Work to complete.
Retype the whole of the data exactly.
Input data START
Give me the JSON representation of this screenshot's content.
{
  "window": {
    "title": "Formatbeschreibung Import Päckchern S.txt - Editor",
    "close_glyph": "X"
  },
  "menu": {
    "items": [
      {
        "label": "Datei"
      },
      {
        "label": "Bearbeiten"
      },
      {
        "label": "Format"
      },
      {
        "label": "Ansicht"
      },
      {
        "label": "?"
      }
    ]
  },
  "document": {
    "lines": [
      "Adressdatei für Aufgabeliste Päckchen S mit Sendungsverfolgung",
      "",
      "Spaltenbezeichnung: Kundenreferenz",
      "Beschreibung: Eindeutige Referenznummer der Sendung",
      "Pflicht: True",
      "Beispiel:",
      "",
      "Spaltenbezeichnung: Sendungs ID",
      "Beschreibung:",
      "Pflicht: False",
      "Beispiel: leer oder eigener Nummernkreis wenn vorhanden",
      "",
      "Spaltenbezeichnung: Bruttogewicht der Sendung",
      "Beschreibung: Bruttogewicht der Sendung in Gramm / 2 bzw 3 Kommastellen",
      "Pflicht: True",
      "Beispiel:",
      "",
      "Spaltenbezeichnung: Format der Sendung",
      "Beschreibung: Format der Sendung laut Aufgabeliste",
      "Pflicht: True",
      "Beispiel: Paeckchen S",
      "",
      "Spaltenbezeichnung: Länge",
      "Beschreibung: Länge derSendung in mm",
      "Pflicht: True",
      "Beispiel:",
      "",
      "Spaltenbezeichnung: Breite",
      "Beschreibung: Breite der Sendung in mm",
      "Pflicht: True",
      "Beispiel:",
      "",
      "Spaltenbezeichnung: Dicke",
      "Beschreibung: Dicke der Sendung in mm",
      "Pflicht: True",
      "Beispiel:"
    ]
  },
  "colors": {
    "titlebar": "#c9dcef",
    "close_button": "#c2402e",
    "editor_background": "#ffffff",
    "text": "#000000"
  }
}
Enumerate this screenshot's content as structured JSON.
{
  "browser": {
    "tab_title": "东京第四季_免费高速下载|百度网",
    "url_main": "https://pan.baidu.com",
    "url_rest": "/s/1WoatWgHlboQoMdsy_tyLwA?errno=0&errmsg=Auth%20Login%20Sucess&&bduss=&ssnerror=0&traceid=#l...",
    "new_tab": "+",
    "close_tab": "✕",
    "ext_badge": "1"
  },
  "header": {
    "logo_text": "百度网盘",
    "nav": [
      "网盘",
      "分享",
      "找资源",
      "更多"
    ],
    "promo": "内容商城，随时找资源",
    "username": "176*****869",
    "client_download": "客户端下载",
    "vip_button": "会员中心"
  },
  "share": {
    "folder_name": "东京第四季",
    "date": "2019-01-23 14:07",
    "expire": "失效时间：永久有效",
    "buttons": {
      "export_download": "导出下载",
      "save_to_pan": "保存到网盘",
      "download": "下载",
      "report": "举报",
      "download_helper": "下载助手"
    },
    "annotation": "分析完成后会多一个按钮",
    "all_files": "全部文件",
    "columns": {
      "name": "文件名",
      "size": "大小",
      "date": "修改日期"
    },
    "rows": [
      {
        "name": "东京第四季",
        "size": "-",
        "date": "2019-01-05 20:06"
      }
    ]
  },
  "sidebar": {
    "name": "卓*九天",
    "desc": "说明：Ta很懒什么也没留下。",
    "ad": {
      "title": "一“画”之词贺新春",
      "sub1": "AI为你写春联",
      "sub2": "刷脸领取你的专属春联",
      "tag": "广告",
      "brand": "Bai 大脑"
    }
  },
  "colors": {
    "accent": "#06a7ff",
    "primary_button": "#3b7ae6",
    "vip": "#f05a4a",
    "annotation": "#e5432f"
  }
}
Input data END
Completed task.
Give me the JSON representation of this screenshot's content.
{
  "window": {
    "title": "Formatbeschreibung Import Päckchern S.txt - Editor",
    "close_glyph": "X"
  },
  "menu": {
    "items": [
      {
        "label": "Datei"
      },
      {
        "label": "Bearbeiten"
      },
      {
        "label": "Format"
      },
      {
        "label": "Ansicht"
      },
      {
        "label": "?"
      }
    ]
  },
  "document": {
    "lines": [
      "Adressdatei für Aufgabeliste Päckchen S mit Sendungsverfolgung",
      "",
      "Spaltenbezeichnung: Kundenreferenz",
      "Beschreibung: Eindeutige Referenznummer der Sendung",
      "Pflicht: True",
      "Beispiel:",
      "",
      "Spaltenbezeichnung: Sendungs ID",
      "Beschreibung:",
      "Pflicht: False",
      "Beispiel: leer oder eigener Nummernkreis wenn vorhanden",
      "",
      "Spaltenbezeichnung: Bruttogewicht der Sendung",
      "Beschreibung: Bruttogewicht der Sendung in Gramm / 2 bzw 3 Kommastellen",
      "Pflicht: True",
      "Beispiel:",
      "",
      "Spaltenbezeichnung: Format der Sendung",
      "Beschreibung: Format der Sendung laut Aufgabeliste",
      "Pflicht: True",
      "Beispiel: Paeckchen S",
      "",
      "Spaltenbezeichnung: Länge",
      "Beschreibung: Länge derSendung in mm",
      "Pflicht: True",
      "Beispiel:",
      "",
      "Spaltenbezeichnung: Breite",
      "Beschreibung: Breite der Sendung in mm",
      "Pflicht: True",
      "Beispiel:",
      "",
      "Spaltenbezeichnung: Dicke",
      "Beschreibung: Dicke der Sendung in mm",
      "Pflicht: True",
      "Beispiel:"
    ]
  },
  "colors": {
    "titlebar": "#c9dcef",
    "close_button": "#c2402e",
    "editor_background": "#ffffff",
    "text": "#000000"
  }
}
Enumerate this screenshot's content as structured JSON.
{
  "browser": {
    "tab_title": "东京第四季_免费高速下载|百度网",
    "url_main": "https://pan.baidu.com",
    "url_rest": "/s/1WoatWgHlboQoMdsy_tyLwA?errno=0&errmsg=Auth%20Login%20Sucess&&bduss=&ssnerror=0&traceid=#l...",
    "new_tab": "+",
    "close_tab": "✕",
    "ext_badge": "1"
  },
  "header": {
    "logo_text": "百度网盘",
    "nav": [
      "网盘",
      "分享",
      "找资源",
      "更多"
    ],
    "promo": "内容商城，随时找资源",
    "username": "176*****869",
    "client_download": "客户端下载",
    "vip_button": "会员中心"
  },
  "share": {
    "folder_name": "东京第四季",
    "date": "2019-01-23 14:07",
    "expire": "失效时间：永久有效",
    "buttons": {
      "export_download": "导出下载",
      "save_to_pan": "保存到网盘",
      "download": "下载",
      "report": "举报",
      "download_helper": "下载助手"
    },
    "annotation": "分析完成后会多一个按钮",
    "all_files": "全部文件",
    "columns": {
      "name": "文件名",
      "size": "大小",
      "date": "修改日期"
    },
    "rows": [
      {
        "name": "东京第四季",
        "size": "-",
        "date": "2019-01-05 20:06"
      }
    ]
  },
  "sidebar": {
    "name": "卓*九天",
    "desc": "说明：Ta很懒什么也没留下。",
    "ad": {
      "title": "一“画”之词贺新春",
      "sub1": "AI为你写春联",
      "sub2": "刷脸领取你的专属春联",
      "tag": "广告",
      "brand": "Bai 大脑"
    }
  },
  "colors": {
    "accent": "#06a7ff",
    "primary_button": "#3b7ae6",
    "vip": "#f05a4a",
    "annotation": "#e5432f"
  }
}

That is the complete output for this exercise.